§ **Entries shown**
☆ ☆ ☆ ☆ ☆

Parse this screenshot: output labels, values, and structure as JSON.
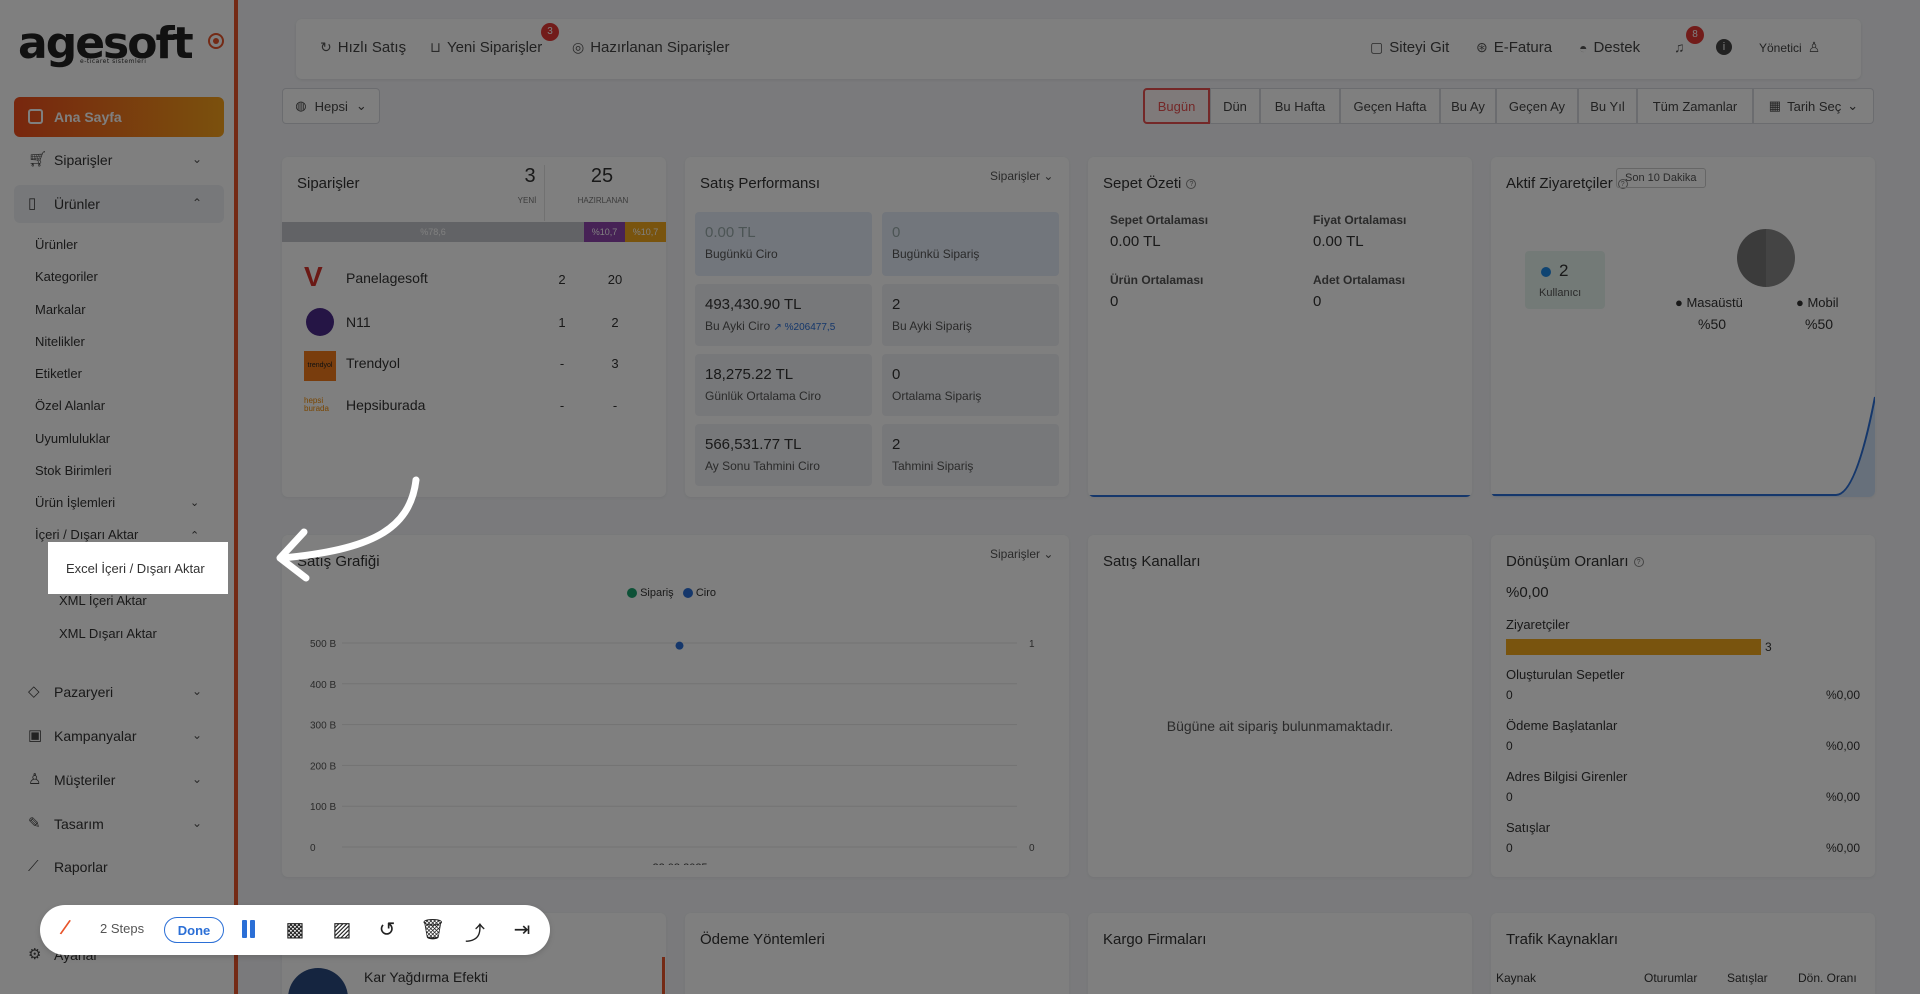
{
  "sidebar": {
    "logo": "agesoft",
    "logo_sub": "e-ticaret sistemleri",
    "home": "Ana Sayfa",
    "items": [
      {
        "label": "Siparişler",
        "icon": "cart-icon"
      },
      {
        "label": "Ürünler",
        "icon": "book-icon"
      }
    ],
    "urunler_sub": [
      "Ürünler",
      "Kategoriler",
      "Markalar",
      "Nitelikler",
      "Etiketler",
      "Özel Alanlar",
      "Uyumluluklar",
      "Stok Birimleri",
      "Ürün İşlemleri",
      "İçeri / Dışarı Aktar"
    ],
    "aktar_sub": [
      "Excel İçeri / Dışarı Aktar",
      "XML İçeri Aktar",
      "XML Dışarı Aktar"
    ],
    "bottom_items": [
      {
        "label": "Pazaryeri"
      },
      {
        "label": "Kampanyalar"
      },
      {
        "label": "Müşteriler"
      },
      {
        "label": "Tasarım"
      },
      {
        "label": "Raporlar"
      },
      {
        "label": "Ayarlar"
      }
    ]
  },
  "topbar": {
    "hizli_satis": "Hızlı Satış",
    "yeni_siparisler": "Yeni Siparişler",
    "yeni_siparisler_badge": "3",
    "hazirlanan": "Hazırlanan Siparişler",
    "siteyi_git": "Siteyi Git",
    "efatura": "E-Fatura",
    "destek": "Destek",
    "notif_badge": "8",
    "user": "Yönetici"
  },
  "filters": {
    "store": "Hepsi",
    "ranges": [
      "Bugün",
      "Dün",
      "Bu Hafta",
      "Geçen Hafta",
      "Bu Ay",
      "Geçen Ay",
      "Bu Yıl",
      "Tüm Zamanlar"
    ],
    "date_pick": "Tarih Seç"
  },
  "orders": {
    "title": "Siparişler",
    "new_count": "3",
    "new_label": "YENİ",
    "prep_count": "25",
    "prep_label": "HAZIRLANAN",
    "bar_gray": "%78,6",
    "bar_purple": "%10,7",
    "bar_orange": "%10,7",
    "rows": [
      {
        "name": "Panelagesoft",
        "a": "2",
        "b": "20"
      },
      {
        "name": "N11",
        "a": "1",
        "b": "2"
      },
      {
        "name": "Trendyol",
        "a": "-",
        "b": "3"
      },
      {
        "name": "Hepsiburada",
        "a": "-",
        "b": "-"
      }
    ],
    "trendyol_logo": "trendyol",
    "hb_logo1": "hepsi",
    "hb_logo2": "burada"
  },
  "performance": {
    "title": "Satış Performansı",
    "dropdown": "Siparişler",
    "tiles": [
      {
        "v": "0.00 TL",
        "l": "Bugünkü Ciro"
      },
      {
        "v": "0",
        "l": "Bugünkü Sipariş"
      },
      {
        "v": "493,430.90 TL",
        "l": "Bu Ayki Ciro"
      },
      {
        "v": "2",
        "l": "Bu Ayki Sipariş"
      },
      {
        "v": "18,275.22 TL",
        "l": "Günlük Ortalama Ciro"
      },
      {
        "v": "0",
        "l": "Ortalama Sipariş"
      },
      {
        "v": "566,531.77 TL",
        "l": "Ay Sonu Tahmini Ciro"
      },
      {
        "v": "2",
        "l": "Tahmini Sipariş"
      }
    ],
    "growth": "%206477,5"
  },
  "basket": {
    "title": "Sepet Özeti",
    "sepet_ort_l": "Sepet Ortalaması",
    "sepet_ort_v": "0.00 TL",
    "fiyat_ort_l": "Fiyat Ortalaması",
    "fiyat_ort_v": "0.00 TL",
    "urun_ort_l": "Ürün Ortalaması",
    "urun_ort_v": "0",
    "adet_ort_l": "Adet Ortalaması",
    "adet_ort_v": "0"
  },
  "visitors": {
    "title": "Aktif Ziyaretçiler",
    "tag": "Son 10 Dakika",
    "count": "2",
    "count_label": "Kullanıcı",
    "desktop": "Masaüstü",
    "desktop_pct": "%50",
    "mobile": "Mobil",
    "mobile_pct": "%50"
  },
  "sales_chart": {
    "title": "Satış Grafiği",
    "dropdown": "Siparişler",
    "legend_siparis": "Sipariş",
    "legend_ciro": "Ciro",
    "y_ticks": [
      "500 B",
      "400 B",
      "300 B",
      "200 B",
      "100 B",
      "0"
    ],
    "right_ticks": [
      "1",
      "0"
    ],
    "x_label": "22.08.2025"
  },
  "chart_data": {
    "type": "line",
    "categories": [
      "22.08.2025"
    ],
    "series": [
      {
        "name": "Sipariş",
        "values": [
          1
        ]
      },
      {
        "name": "Ciro",
        "values": [
          493430.9
        ]
      }
    ],
    "ylim": [
      0,
      500000
    ],
    "y2lim": [
      0,
      1
    ]
  },
  "channels": {
    "title": "Satış Kanalları",
    "empty": "Bügüne ait sipariş bulunmamaktadır."
  },
  "conversion": {
    "title": "Dönüşüm Oranları",
    "rate": "%0,00",
    "ziyaretciler": "Ziyaretçiler",
    "ziyaretciler_v": "3",
    "ziyaretciler_fill": 1.0,
    "rows": [
      {
        "label": "Oluşturulan Sepetler",
        "v": "0",
        "p": "%0,00"
      },
      {
        "label": "Ödeme Başlatanlar",
        "v": "0",
        "p": "%0,00"
      },
      {
        "label": "Adres Bilgisi Girenler",
        "v": "0",
        "p": "%0,00"
      },
      {
        "label": "Satışlar",
        "v": "0",
        "p": "%0,00"
      }
    ]
  },
  "bottom_cards": {
    "kar": "Kar Yağdırma Efekti",
    "odeme": "Ödeme Yöntemleri",
    "kargo": "Kargo Firmaları",
    "trafik": "Trafik Kaynakları",
    "trafik_cols": [
      "Kaynak",
      "Oturumlar",
      "Satışlar",
      "Dön. Oranı"
    ]
  },
  "stepbar": {
    "steps": "2 Steps",
    "done": "Done"
  },
  "colors": {
    "accent": "#e8542a",
    "blue": "#2b6fd6",
    "green": "#1aa36f",
    "bar_orange": "#f2a91d",
    "bar_purple": "#8e44ad"
  }
}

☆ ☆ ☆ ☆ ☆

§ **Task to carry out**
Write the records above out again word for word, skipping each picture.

§ **Solution to this exercise**
Parse this screenshot: output labels, values, and structure as JSON.
{
  "sidebar": {
    "logo": "agesoft",
    "logo_sub": "e-ticaret sistemleri",
    "home": "Ana Sayfa",
    "items": [
      {
        "label": "Siparişler",
        "icon": "cart-icon"
      },
      {
        "label": "Ürünler",
        "icon": "book-icon"
      }
    ],
    "urunler_sub": [
      "Ürünler",
      "Kategoriler",
      "Markalar",
      "Nitelikler",
      "Etiketler",
      "Özel Alanlar",
      "Uyumluluklar",
      "Stok Birimleri",
      "Ürün İşlemleri",
      "İçeri / Dışarı Aktar"
    ],
    "aktar_sub": [
      "Excel İçeri / Dışarı Aktar",
      "XML İçeri Aktar",
      "XML Dışarı Aktar"
    ],
    "bottom_items": [
      {
        "label": "Pazaryeri"
      },
      {
        "label": "Kampanyalar"
      },
      {
        "label": "Müşteriler"
      },
      {
        "label": "Tasarım"
      },
      {
        "label": "Raporlar"
      },
      {
        "label": "Ayarlar"
      }
    ]
  },
  "topbar": {
    "hizli_satis": "Hızlı Satış",
    "yeni_siparisler": "Yeni Siparişler",
    "yeni_siparisler_badge": "3",
    "hazirlanan": "Hazırlanan Siparişler",
    "siteyi_git": "Siteyi Git",
    "efatura": "E-Fatura",
    "destek": "Destek",
    "notif_badge": "8",
    "user": "Yönetici"
  },
  "filters": {
    "store": "Hepsi",
    "ranges": [
      "Bugün",
      "Dün",
      "Bu Hafta",
      "Geçen Hafta",
      "Bu Ay",
      "Geçen Ay",
      "Bu Yıl",
      "Tüm Zamanlar"
    ],
    "date_pick": "Tarih Seç"
  },
  "orders": {
    "title": "Siparişler",
    "new_count": "3",
    "new_label": "YENİ",
    "prep_count": "25",
    "prep_label": "HAZIRLANAN",
    "bar_gray": "%78,6",
    "bar_purple": "%10,7",
    "bar_orange": "%10,7",
    "rows": [
      {
        "name": "Panelagesoft",
        "a": "2",
        "b": "20"
      },
      {
        "name": "N11",
        "a": "1",
        "b": "2"
      },
      {
        "name": "Trendyol",
        "a": "-",
        "b": "3"
      },
      {
        "name": "Hepsiburada",
        "a": "-",
        "b": "-"
      }
    ],
    "trendyol_logo": "trendyol",
    "hb_logo1": "hepsi",
    "hb_logo2": "burada"
  },
  "performance": {
    "title": "Satış Performansı",
    "dropdown": "Siparişler",
    "tiles": [
      {
        "v": "0.00 TL",
        "l": "Bugünkü Ciro"
      },
      {
        "v": "0",
        "l": "Bugünkü Sipariş"
      },
      {
        "v": "493,430.90 TL",
        "l": "Bu Ayki Ciro"
      },
      {
        "v": "2",
        "l": "Bu Ayki Sipariş"
      },
      {
        "v": "18,275.22 TL",
        "l": "Günlük Ortalama Ciro"
      },
      {
        "v": "0",
        "l": "Ortalama Sipariş"
      },
      {
        "v": "566,531.77 TL",
        "l": "Ay Sonu Tahmini Ciro"
      },
      {
        "v": "2",
        "l": "Tahmini Sipariş"
      }
    ],
    "growth": "%206477,5"
  },
  "basket": {
    "title": "Sepet Özeti",
    "sepet_ort_l": "Sepet Ortalaması",
    "sepet_ort_v": "0.00 TL",
    "fiyat_ort_l": "Fiyat Ortalaması",
    "fiyat_ort_v": "0.00 TL",
    "urun_ort_l": "Ürün Ortalaması",
    "urun_ort_v": "0",
    "adet_ort_l": "Adet Ortalaması",
    "adet_ort_v": "0"
  },
  "visitors": {
    "title": "Aktif Ziyaretçiler",
    "tag": "Son 10 Dakika",
    "count": "2",
    "count_label": "Kullanıcı",
    "desktop": "Masaüstü",
    "desktop_pct": "%50",
    "mobile": "Mobil",
    "mobile_pct": "%50"
  },
  "sales_chart": {
    "title": "Satış Grafiği",
    "dropdown": "Siparişler",
    "legend_siparis": "Sipariş",
    "legend_ciro": "Ciro",
    "y_ticks": [
      "500 B",
      "400 B",
      "300 B",
      "200 B",
      "100 B",
      "0"
    ],
    "right_ticks": [
      "1",
      "0"
    ],
    "x_label": "22.08.2025"
  },
  "chart_data": {
    "type": "line",
    "categories": [
      "22.08.2025"
    ],
    "series": [
      {
        "name": "Sipariş",
        "values": [
          1
        ]
      },
      {
        "name": "Ciro",
        "values": [
          493430.9
        ]
      }
    ],
    "ylim": [
      0,
      500000
    ],
    "y2lim": [
      0,
      1
    ]
  },
  "channels": {
    "title": "Satış Kanalları",
    "empty": "Bügüne ait sipariş bulunmamaktadır."
  },
  "conversion": {
    "title": "Dönüşüm Oranları",
    "rate": "%0,00",
    "ziyaretciler": "Ziyaretçiler",
    "ziyaretciler_v": "3",
    "ziyaretciler_fill": 1.0,
    "rows": [
      {
        "label": "Oluşturulan Sepetler",
        "v": "0",
        "p": "%0,00"
      },
      {
        "label": "Ödeme Başlatanlar",
        "v": "0",
        "p": "%0,00"
      },
      {
        "label": "Adres Bilgisi Girenler",
        "v": "0",
        "p": "%0,00"
      },
      {
        "label": "Satışlar",
        "v": "0",
        "p": "%0,00"
      }
    ]
  },
  "bottom_cards": {
    "kar": "Kar Yağdırma Efekti",
    "odeme": "Ödeme Yöntemleri",
    "kargo": "Kargo Firmaları",
    "trafik": "Trafik Kaynakları",
    "trafik_cols": [
      "Kaynak",
      "Oturumlar",
      "Satışlar",
      "Dön. Oranı"
    ]
  },
  "stepbar": {
    "steps": "2 Steps",
    "done": "Done"
  },
  "colors": {
    "accent": "#e8542a",
    "blue": "#2b6fd6",
    "green": "#1aa36f",
    "bar_orange": "#f2a91d",
    "bar_purple": "#8e44ad"
  }
}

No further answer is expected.